Got Extra Champagne In Hand? Learn How To Store It
Image Credit: Unsplash

Champagne is the drink of choice for any type of achievement worth celebrating, big or small. From weddings and anniversaries to promotions and celebrations, having a bottle of champagne on hand is a requirement if you want to be prepared for any event. However, the last thing you want is for a bad-tasting glass of bubbly to mar your celebration. The following suggestions will help you store your champagne properly, whether you'll be drinking it in five days or five years.

What exactly is champagne?

Champagne is a sparkling wine that is white or rosé in colour and is manufactured mostly from the grapes chardonnay, pinot noir, and pinot meunier. It gets its name from the Champagne area of France. Because champagne is more expensive than other sparkling wines, it has come to represent luxury and festivity.

Champagne is not simply any sparkling wine. Producers must make this wine in the Champagne region of France using a certain winemaking technique known as the méthode champenoise, according to EU laws. Champagne winemakers are so proud of this process that they have taken the name to court to protect it; as a result, no wine made outside the region may use the word Champagne on its label.

How to store champagne?

 Both opened and unopened champagne should be stored in a dark, out-of-the-way location away from direct sunlight. This is because sunlight changes the internal temperature of the champagne, which can modify the chemical makeup of the champagne and impair its taste quality. Place your champagne bottles in a completely enclosed, light-free storage space. Most of us do not have a wine cellar, so if you do not have access to one, a dark closet or cupboard can suffice. Another option is to wrap the bottles with a thin, dark-coloured fabric.

 To keep your champagne, a simple shelving unit or storage rack would suffice. Your storage solution does not need to be beautiful or elegant; it simply needs to be strong enough to support the weight of your bottles.
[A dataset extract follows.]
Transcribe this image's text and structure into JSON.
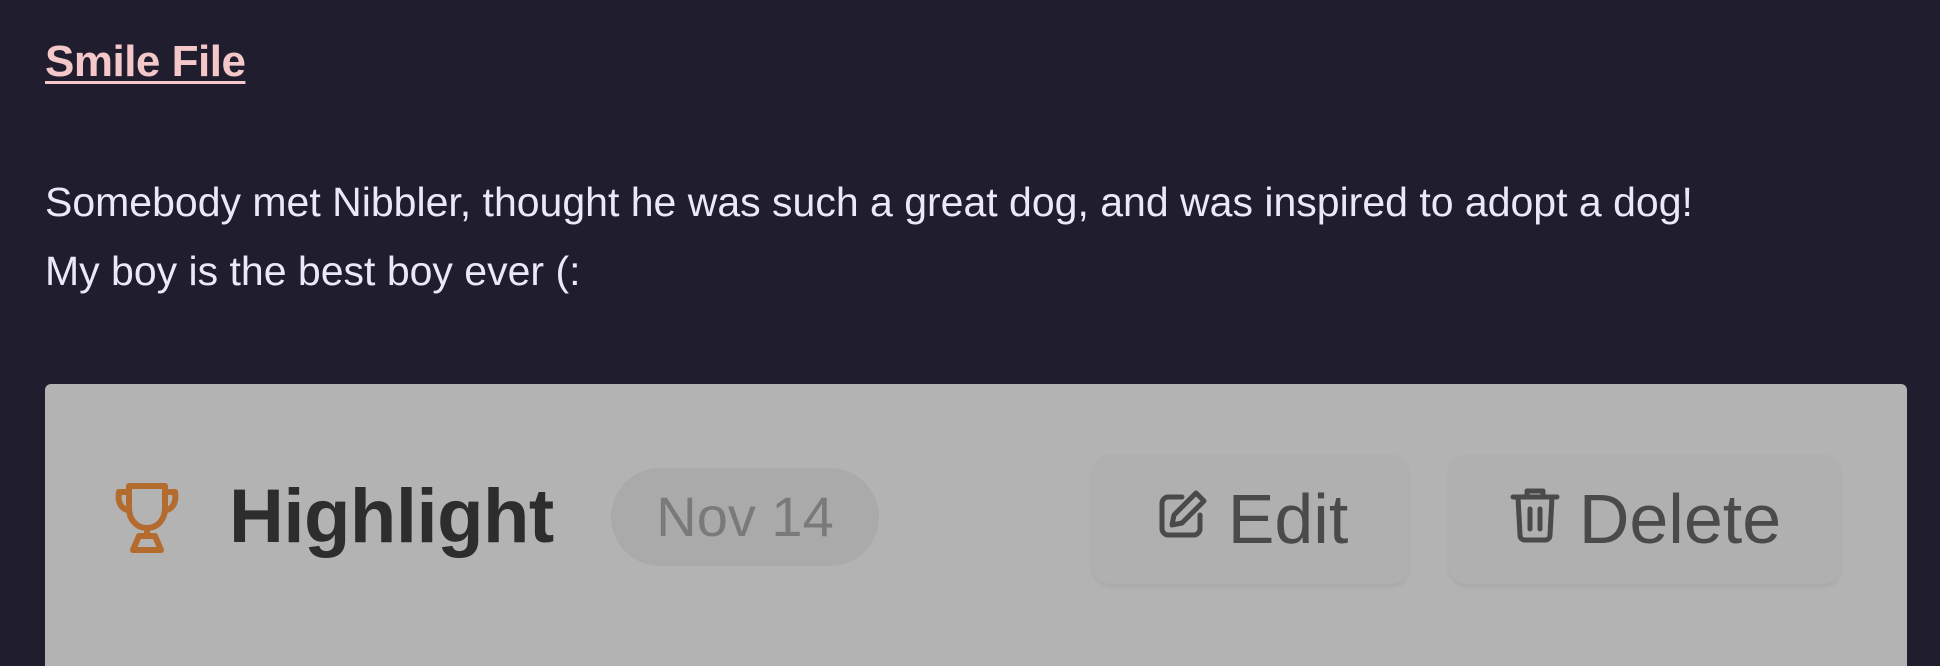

Avoid storing champagne in the refrigerator, both short-term and long-term (unless you are chilling it for serving), because the light from the refrigerator, combined with the refrigerator motor and temperature changes caused by repeatedly opening and closing the door, will spoil the champagne.

 When keeping champagne for a short period of time (less than a month), it can be stored upright. If you intend to keep champagne for more than a month, it should be stored on its side in a wine rack or piled in the same manner in a cellar; otherwise, the cork may dry up and make it impossible to open the bottle. Now consider the temperature.
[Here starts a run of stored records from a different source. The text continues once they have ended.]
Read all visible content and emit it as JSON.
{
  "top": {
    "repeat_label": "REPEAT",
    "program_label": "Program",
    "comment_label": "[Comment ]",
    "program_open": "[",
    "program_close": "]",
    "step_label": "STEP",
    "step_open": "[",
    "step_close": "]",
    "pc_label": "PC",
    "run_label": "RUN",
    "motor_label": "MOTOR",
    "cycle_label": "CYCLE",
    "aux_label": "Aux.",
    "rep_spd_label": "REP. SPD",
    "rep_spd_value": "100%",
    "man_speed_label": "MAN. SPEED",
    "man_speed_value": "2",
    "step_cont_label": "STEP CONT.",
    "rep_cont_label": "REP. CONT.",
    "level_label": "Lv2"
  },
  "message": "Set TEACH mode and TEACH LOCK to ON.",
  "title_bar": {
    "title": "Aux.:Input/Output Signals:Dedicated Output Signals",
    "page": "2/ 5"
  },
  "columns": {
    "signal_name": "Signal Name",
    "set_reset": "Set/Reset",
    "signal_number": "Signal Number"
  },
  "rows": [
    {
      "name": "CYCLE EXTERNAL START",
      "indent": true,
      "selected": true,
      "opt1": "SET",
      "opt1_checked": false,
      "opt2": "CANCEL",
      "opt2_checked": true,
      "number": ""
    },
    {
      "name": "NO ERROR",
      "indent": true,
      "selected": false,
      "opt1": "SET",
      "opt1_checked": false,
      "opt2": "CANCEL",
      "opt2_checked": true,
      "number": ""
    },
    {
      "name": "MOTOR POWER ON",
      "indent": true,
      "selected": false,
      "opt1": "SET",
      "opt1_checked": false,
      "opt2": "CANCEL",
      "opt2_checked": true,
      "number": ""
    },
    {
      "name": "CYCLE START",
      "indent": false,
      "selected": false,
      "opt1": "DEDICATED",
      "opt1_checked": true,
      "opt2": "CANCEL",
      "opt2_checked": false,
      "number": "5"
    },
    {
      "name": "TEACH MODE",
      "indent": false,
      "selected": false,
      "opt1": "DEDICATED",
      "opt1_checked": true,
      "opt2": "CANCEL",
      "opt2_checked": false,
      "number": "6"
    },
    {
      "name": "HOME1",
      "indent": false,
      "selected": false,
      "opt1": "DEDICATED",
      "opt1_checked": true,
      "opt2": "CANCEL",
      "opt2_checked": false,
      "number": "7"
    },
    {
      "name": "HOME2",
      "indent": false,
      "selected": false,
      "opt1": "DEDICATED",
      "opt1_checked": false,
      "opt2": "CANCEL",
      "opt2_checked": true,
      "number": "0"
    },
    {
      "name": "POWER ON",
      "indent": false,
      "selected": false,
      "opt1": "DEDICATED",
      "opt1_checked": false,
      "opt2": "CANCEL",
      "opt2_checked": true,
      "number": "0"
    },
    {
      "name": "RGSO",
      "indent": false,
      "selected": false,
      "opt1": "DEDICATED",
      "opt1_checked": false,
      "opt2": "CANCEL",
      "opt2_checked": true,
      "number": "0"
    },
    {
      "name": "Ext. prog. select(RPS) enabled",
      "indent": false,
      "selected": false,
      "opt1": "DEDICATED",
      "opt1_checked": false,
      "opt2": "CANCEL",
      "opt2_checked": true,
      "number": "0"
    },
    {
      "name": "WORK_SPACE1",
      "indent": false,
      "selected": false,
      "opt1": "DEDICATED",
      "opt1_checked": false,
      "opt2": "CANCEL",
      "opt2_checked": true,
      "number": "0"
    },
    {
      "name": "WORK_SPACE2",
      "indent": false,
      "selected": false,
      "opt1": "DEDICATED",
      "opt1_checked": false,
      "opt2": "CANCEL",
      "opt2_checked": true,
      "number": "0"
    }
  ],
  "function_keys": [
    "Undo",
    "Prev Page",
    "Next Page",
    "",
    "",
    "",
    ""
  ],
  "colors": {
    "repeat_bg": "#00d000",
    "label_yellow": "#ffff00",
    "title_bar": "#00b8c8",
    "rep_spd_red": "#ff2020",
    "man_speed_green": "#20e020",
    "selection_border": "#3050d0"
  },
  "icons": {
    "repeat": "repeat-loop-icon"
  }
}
 When keeping champagne, the temperature is critical since it affects the taste and texture. If you're storing champagne for a short period of time, keep it above freezing but just below room temperature. Champagne should be stored at a steady temperature of 50-59 degrees Fahrenheit with a humidity of 70-85%.